WHEELING - The Leukemia & Lymphoma Society will once again "light the night" - carrying illuminated balloons as symbols of hope against the ravages of blood cancers - in a 1.5-mile non-competitive, rain-or-shine evening walk around the track at Wheeling Jesuit University on April 17.
Wheeling Hospital will once again sponsor the event, and Chief Executive Officer Ronald Violi is the event's honorary chairman. Registration, food and pre-walk activities begin at 5:30 p.m. in the McDonough Center. There will be a brief program at 7 p.m., and the walk will begin at 7:30 p.m.
This year, the event is being coordinated by Wheeling resident Shaunna Dunder Hershberger. In her role as campaign coordinator with the Leukemia & Lymphoma Society, Western Pa. and W.Va. branch, Hershberger is responsible for recruiting and retaining donors, teams, volunteers and committee members for the walk, as well as handling all logistics regarding the walk. In addition, she will help bring more awareness to the walk by attending events and networking.
Hershberger, a four-time survivor of Hodgkin's lymphoma, is excited about her new role.
"This is a cause very near and dear to my heart, and I'm very excited about this new position," she said. "I honestly believe that I'm still here so I can share my experience and help others facing the same challenge."
The Light the Night Walk is a national fundraising campaign aimed at attracting participants of all ages and abilities to reach out to friends, family and co-workers to raise funds to fight blood cancers. All funds raised support the Leukemia & Lymphoma Society's mission to cure leukemia, lymphoma, Hodgkin's lymphoma and myeloma, and to improve the quality of life for patients and their families.
In 2011, the Light the Night campaign raised more than $50 million to benefit the Leukemia & Lymphoma Society's patient and research programs. The 2012 Ohio Valley Light the Night Walk raised $68,000 and involved more than 500 walkers.
The Light the Night Walk is unique in that participants raising a minimum of $25 will carry illuminated red balloons to celebrate and commemorate lives touched by cancer. Patients and cancer survivors will carry white balloons as a "light of hope" during this spectacularly illuminated parade. Special gold balloons can be carried in memory of someone lost to a blood cancer. Walkers usually participate in teams. One person, a team captain, will form or register a team, and then individual walkers can join. Any fundraising done by the group is typically split equally between all team members. Participants do not have to join a team and can walk individually; however, they are still encouraged to raise at least $25 to carry an illuminated balloon.
As a patient, Hershberger took advantage of the patient programs offered by the Leukemia & Lymphoma Society to help pay for some of her treatment related expenses. She also took part in past Light the Night Walks as both a participant and a team captain. "The Light the Night Walk is just a fun event where you can celebrate survivorship, thank your caregivers, and just enjoy a few moments away from the realities of cancer," she said. "Raising money is easy, too, especially if you don't want to plan a bake sale or traditional fundraising event.

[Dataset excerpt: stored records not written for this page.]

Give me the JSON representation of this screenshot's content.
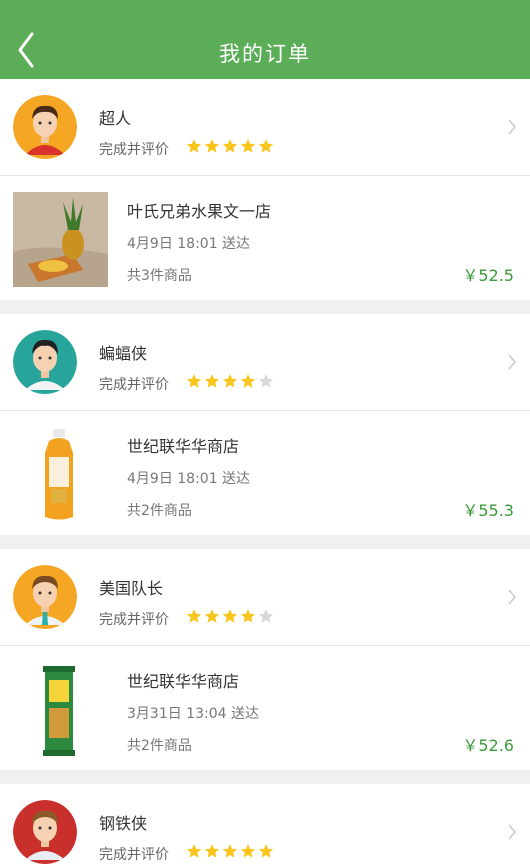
{
  "header": {
    "title": "我的订单"
  },
  "colors": {
    "accent": "#5cad58",
    "price": "#3a9a3a",
    "star_on": "#f9c51c",
    "star_off": "#d8d8d8"
  },
  "orders": [
    {
      "user": {
        "name": "超人",
        "status": "完成并评价",
        "rating": 5,
        "avatar_icon": "superman-avatar"
      },
      "store": {
        "name": "叶氏兄弟水果文一店",
        "delivery": "4月9日 18:01 送达",
        "count": "共3件商品",
        "price": "￥52.5",
        "image_icon": "pineapple-image"
      }
    },
    {
      "user": {
        "name": "蝙蝠侠",
        "status": "完成并评价",
        "rating": 4,
        "avatar_icon": "batman-avatar"
      },
      "store": {
        "name": "世纪联华华商店",
        "delivery": "4月9日 18:01 送达",
        "count": "共2件商品",
        "price": "￥55.3",
        "image_icon": "juice-bottle-image"
      }
    },
    {
      "user": {
        "name": "美国队长",
        "status": "完成并评价",
        "rating": 4,
        "avatar_icon": "captain-america-avatar"
      },
      "store": {
        "name": "世纪联华华商店",
        "delivery": "3月31日 13:04 送达",
        "count": "共2件商品",
        "price": "￥52.6",
        "image_icon": "snack-package-image"
      }
    },
    {
      "user": {
        "name": "钢铁侠",
        "status": "完成并评价",
        "rating": 5,
        "avatar_icon": "iron-man-avatar"
      }
    }
  ]
}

You get a personal fundraising page if you register an email address, and you can use email and social network sites to fundraise. Either way, it's worth attending. The sight of all those lighted balloons circling the track is so inspiring and is something you will always remember."
During her multi-year battle with lymphoma, Hershberger underwent extensive chemotherapy, radiation and a stem cell transplant. Her last treatment was June 2009, and she is currently three and a half years in remission.
"I just had my six-month PET scan last week, and the doctor told me there was 'nothing exciting' going on," Hershberger noted. "That's the way I like it. I don't want any scans that are full of excitement."
In addition to her duty as campaign coordinator for the Light the Night Walk, Hershberger works full-time at the Times Leader in Martins Ferry as the lifestyles editor. She resides in Wheeling with her husband, Justin, an attorney who opened his own practice in Wheeling this past November.